■ **The problem**: Repeat the entries shown below with every word and mark intact.

■ **The input**:
==============================

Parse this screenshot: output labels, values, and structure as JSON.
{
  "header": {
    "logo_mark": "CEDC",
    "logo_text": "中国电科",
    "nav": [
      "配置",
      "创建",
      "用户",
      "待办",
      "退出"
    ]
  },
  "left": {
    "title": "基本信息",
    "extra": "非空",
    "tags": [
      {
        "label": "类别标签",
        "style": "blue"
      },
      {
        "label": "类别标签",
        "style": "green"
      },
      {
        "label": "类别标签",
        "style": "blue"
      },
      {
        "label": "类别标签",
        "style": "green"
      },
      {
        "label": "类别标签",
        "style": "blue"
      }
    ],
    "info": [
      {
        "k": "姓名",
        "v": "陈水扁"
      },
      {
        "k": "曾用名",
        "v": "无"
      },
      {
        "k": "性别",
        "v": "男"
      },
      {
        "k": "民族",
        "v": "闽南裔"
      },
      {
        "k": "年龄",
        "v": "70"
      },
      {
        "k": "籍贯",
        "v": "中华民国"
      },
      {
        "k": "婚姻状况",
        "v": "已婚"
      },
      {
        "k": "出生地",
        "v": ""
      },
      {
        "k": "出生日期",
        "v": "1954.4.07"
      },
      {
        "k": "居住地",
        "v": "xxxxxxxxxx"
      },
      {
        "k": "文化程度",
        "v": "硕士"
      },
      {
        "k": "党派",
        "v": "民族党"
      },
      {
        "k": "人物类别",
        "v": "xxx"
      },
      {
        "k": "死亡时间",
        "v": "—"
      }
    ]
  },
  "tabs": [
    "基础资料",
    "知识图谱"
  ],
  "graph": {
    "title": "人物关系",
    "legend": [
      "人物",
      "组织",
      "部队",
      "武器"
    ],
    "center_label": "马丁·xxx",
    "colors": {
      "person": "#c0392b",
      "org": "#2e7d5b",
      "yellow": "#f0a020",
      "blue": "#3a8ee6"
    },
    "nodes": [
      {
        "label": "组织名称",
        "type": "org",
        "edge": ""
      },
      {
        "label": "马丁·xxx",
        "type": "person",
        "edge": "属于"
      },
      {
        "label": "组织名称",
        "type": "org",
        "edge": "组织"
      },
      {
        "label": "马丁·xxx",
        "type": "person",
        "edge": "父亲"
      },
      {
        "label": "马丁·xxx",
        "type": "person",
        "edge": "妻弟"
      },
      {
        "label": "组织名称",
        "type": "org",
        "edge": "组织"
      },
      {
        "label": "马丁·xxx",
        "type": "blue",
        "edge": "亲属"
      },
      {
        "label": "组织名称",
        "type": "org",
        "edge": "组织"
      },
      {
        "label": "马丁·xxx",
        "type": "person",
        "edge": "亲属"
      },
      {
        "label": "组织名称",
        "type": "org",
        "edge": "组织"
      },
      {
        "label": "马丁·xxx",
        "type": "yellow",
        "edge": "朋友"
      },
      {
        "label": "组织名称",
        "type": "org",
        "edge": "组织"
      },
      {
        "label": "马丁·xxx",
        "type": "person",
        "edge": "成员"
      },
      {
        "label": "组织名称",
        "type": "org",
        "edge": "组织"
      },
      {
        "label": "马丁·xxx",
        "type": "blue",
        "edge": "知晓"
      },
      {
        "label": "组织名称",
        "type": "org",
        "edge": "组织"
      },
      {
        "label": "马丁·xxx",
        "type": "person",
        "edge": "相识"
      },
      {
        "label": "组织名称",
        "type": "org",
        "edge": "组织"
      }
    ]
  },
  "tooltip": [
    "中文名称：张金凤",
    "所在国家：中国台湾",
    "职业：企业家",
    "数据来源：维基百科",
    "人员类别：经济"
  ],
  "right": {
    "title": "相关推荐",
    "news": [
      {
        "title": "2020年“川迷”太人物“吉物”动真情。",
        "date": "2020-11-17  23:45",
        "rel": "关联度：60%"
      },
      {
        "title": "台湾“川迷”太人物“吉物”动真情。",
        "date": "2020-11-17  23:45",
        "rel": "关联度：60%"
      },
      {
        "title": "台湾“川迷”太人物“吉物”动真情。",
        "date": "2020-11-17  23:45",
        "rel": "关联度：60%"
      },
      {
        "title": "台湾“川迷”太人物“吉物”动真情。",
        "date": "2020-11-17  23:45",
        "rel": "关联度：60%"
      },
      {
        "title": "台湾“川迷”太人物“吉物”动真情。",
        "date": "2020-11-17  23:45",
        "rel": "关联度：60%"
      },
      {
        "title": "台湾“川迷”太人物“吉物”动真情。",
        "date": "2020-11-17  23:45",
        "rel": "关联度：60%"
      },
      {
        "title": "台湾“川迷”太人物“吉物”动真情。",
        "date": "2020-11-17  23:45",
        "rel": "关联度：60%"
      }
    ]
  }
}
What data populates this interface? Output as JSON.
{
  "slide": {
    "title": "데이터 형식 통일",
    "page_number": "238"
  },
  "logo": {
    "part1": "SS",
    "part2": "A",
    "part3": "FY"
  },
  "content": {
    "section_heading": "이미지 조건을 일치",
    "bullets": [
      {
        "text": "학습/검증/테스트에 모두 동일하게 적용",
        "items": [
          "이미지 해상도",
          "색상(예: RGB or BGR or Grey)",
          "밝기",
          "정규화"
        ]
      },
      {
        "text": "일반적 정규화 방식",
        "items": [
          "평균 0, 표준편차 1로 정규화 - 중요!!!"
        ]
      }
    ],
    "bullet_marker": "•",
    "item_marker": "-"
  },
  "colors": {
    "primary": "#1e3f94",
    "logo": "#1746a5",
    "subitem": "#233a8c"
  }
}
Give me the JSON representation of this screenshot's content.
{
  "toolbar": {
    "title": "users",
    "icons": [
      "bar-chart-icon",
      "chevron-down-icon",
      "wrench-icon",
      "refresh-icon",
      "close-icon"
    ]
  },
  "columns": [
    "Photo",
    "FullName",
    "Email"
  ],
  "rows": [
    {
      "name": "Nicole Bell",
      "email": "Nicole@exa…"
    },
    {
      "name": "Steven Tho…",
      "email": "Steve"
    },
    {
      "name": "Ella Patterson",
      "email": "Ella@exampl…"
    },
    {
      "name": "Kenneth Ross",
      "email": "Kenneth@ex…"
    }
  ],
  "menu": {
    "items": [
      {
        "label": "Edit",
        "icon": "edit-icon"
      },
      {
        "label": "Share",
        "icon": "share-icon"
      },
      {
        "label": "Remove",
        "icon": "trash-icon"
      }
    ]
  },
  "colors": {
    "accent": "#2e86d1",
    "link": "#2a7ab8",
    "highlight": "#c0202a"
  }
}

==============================

■ **Response**:
Parse this screenshot: output labels, values, and structure as JSON.
{
  "header": {
    "logo_mark": "CEDC",
    "logo_text": "中国电科",
    "nav": [
      "配置",
      "创建",
      "用户",
      "待办",
      "退出"
    ]
  },
  "left": {
    "title": "基本信息",
    "extra": "非空",
    "tags": [
      {
        "label": "类别标签",
        "style": "blue"
      },
      {
        "label": "类别标签",
        "style": "green"
      },
      {
        "label": "类别标签",
        "style": "blue"
      },
      {
        "label": "类别标签",
        "style": "green"
      },
      {
        "label": "类别标签",
        "style": "blue"
      }
    ],
    "info": [
      {
        "k": "姓名",
        "v": "陈水扁"
      },
      {
        "k": "曾用名",
        "v": "无"
      },
      {
        "k": "性别",
        "v": "男"
      },
      {
        "k": "民族",
        "v": "闽南裔"
      },
      {
        "k": "年龄",
        "v": "70"
      },
      {
        "k": "籍贯",
        "v": "中华民国"
      },
      {
        "k": "婚姻状况",
        "v": "已婚"
      },
      {
        "k": "出生地",
        "v": ""
      },
      {
        "k": "出生日期",
        "v": "1954.4.07"
      },
      {
        "k": "居住地",
        "v": "xxxxxxxxxx"
      },
      {
        "k": "文化程度",
        "v": "硕士"
      },
      {
        "k": "党派",
        "v": "民族党"
      },
      {
        "k": "人物类别",
        "v": "xxx"
      },
      {
        "k": "死亡时间",
        "v": "—"
      }
    ]
  },
  "tabs": [
    "基础资料",
    "知识图谱"
  ],
  "graph": {
    "title": "人物关系",
    "legend": [
      "人物",
      "组织",
      "部队",
      "武器"
    ],
    "center_label": "马丁·xxx",
    "colors": {
      "person": "#c0392b",
      "org": "#2e7d5b",
      "yellow": "#f0a020",
      "blue": "#3a8ee6"
    },
    "nodes": [
      {
        "label": "组织名称",
        "type": "org",
        "edge": ""
      },
      {
        "label": "马丁·xxx",
        "type": "person",
        "edge": "属于"
      },
      {
        "label": "组织名称",
        "type": "org",
        "edge": "组织"
      },
      {
        "label": "马丁·xxx",
        "type": "person",
        "edge": "父亲"
      },
      {
        "label": "马丁·xxx",
        "type": "person",
        "edge": "妻弟"
      },
      {
        "label": "组织名称",
        "type": "org",
        "edge": "组织"
      },
      {
        "label": "马丁·xxx",
        "type": "blue",
        "edge": "亲属"
      },
      {
        "label": "组织名称",
        "type": "org",
        "edge": "组织"
      },
      {
        "label": "马丁·xxx",
        "type": "person",
        "edge": "亲属"
      },
      {
        "label": "组织名称",
        "type": "org",
        "edge": "组织"
      },
      {
        "label": "马丁·xxx",
        "type": "yellow",
        "edge": "朋友"
      },
      {
        "label": "组织名称",
        "type": "org",
        "edge": "组织"
      },
      {
        "label": "马丁·xxx",
        "type": "person",
        "edge": "成员"
      },
      {
        "label": "组织名称",
        "type": "org",
        "edge": "组织"
      },
      {
        "label": "马丁·xxx",
        "type": "blue",
        "edge": "知晓"
      },
      {
        "label": "组织名称",
        "type": "org",
        "edge": "组织"
      },
      {
        "label": "马丁·xxx",
        "type": "person",
        "edge": "相识"
      },
      {
        "label": "组织名称",
        "type": "org",
        "edge": "组织"
      }
    ]
  },
  "tooltip": [
    "中文名称：张金凤",
    "所在国家：中国台湾",
    "职业：企业家",
    "数据来源：维基百科",
    "人员类别：经济"
  ],
  "right": {
    "title": "相关推荐",
    "news": [
      {
        "title": "2020年“川迷”太人物“吉物”动真情。",
        "date": "2020-11-17  23:45",
        "rel": "关联度：60%"
      },
      {
        "title": "台湾“川迷”太人物“吉物”动真情。",
        "date": "2020-11-17  23:45",
        "rel": "关联度：60%"
      },
      {
        "title": "台湾“川迷”太人物“吉物”动真情。",
        "date": "2020-11-17  23:45",
        "rel": "关联度：60%"
      },
      {
        "title": "台湾“川迷”太人物“吉物”动真情。",
        "date": "2020-11-17  23:45",
        "rel": "关联度：60%"
      },
      {
        "title": "台湾“川迷”太人物“吉物”动真情。",
        "date": "2020-11-17  23:45",
        "rel": "关联度：60%"
      },
      {
        "title": "台湾“川迷”太人物“吉物”动真情。",
        "date": "2020-11-17  23:45",
        "rel": "关联度：60%"
      },
      {
        "title": "台湾“川迷”太人物“吉物”动真情。",
        "date": "2020-11-17  23:45",
        "rel": "关联度：60%"
      }
    ]
  }
}
What data populates this interface? Output as JSON.
{
  "slide": {
    "title": "데이터 형식 통일",
    "page_number": "238"
  },
  "logo": {
    "part1": "SS",
    "part2": "A",
    "part3": "FY"
  },
  "content": {
    "section_heading": "이미지 조건을 일치",
    "bullets": [
      {
        "text": "학습/검증/테스트에 모두 동일하게 적용",
        "items": [
          "이미지 해상도",
          "색상(예: RGB or BGR or Grey)",
          "밝기",
          "정규화"
        ]
      },
      {
        "text": "일반적 정규화 방식",
        "items": [
          "평균 0, 표준편차 1로 정규화 - 중요!!!"
        ]
      }
    ],
    "bullet_marker": "•",
    "item_marker": "-"
  },
  "colors": {
    "primary": "#1e3f94",
    "logo": "#1746a5",
    "subitem": "#233a8c"
  }
}
Give me the JSON representation of this screenshot's content.
{
  "toolbar": {
    "title": "users",
    "icons": [
      "bar-chart-icon",
      "chevron-down-icon",
      "wrench-icon",
      "refresh-icon",
      "close-icon"
    ]
  },
  "columns": [
    "Photo",
    "FullName",
    "Email"
  ],
  "rows": [
    {
      "name": "Nicole Bell",
      "email": "Nicole@exa…"
    },
    {
      "name": "Steven Tho…",
      "email": "Steve"
    },
    {
      "name": "Ella Patterson",
      "email": "Ella@exampl…"
    },
    {
      "name": "Kenneth Ross",
      "email": "Kenneth@ex…"
    }
  ],
  "menu": {
    "items": [
      {
        "label": "Edit",
        "icon": "edit-icon"
      },
      {
        "label": "Share",
        "icon": "share-icon"
      },
      {
        "label": "Remove",
        "icon": "trash-icon"
      }
    ]
  },
  "colors": {
    "accent": "#2e86d1",
    "link": "#2a7ab8",
    "highlight": "#c0202a"
  }
}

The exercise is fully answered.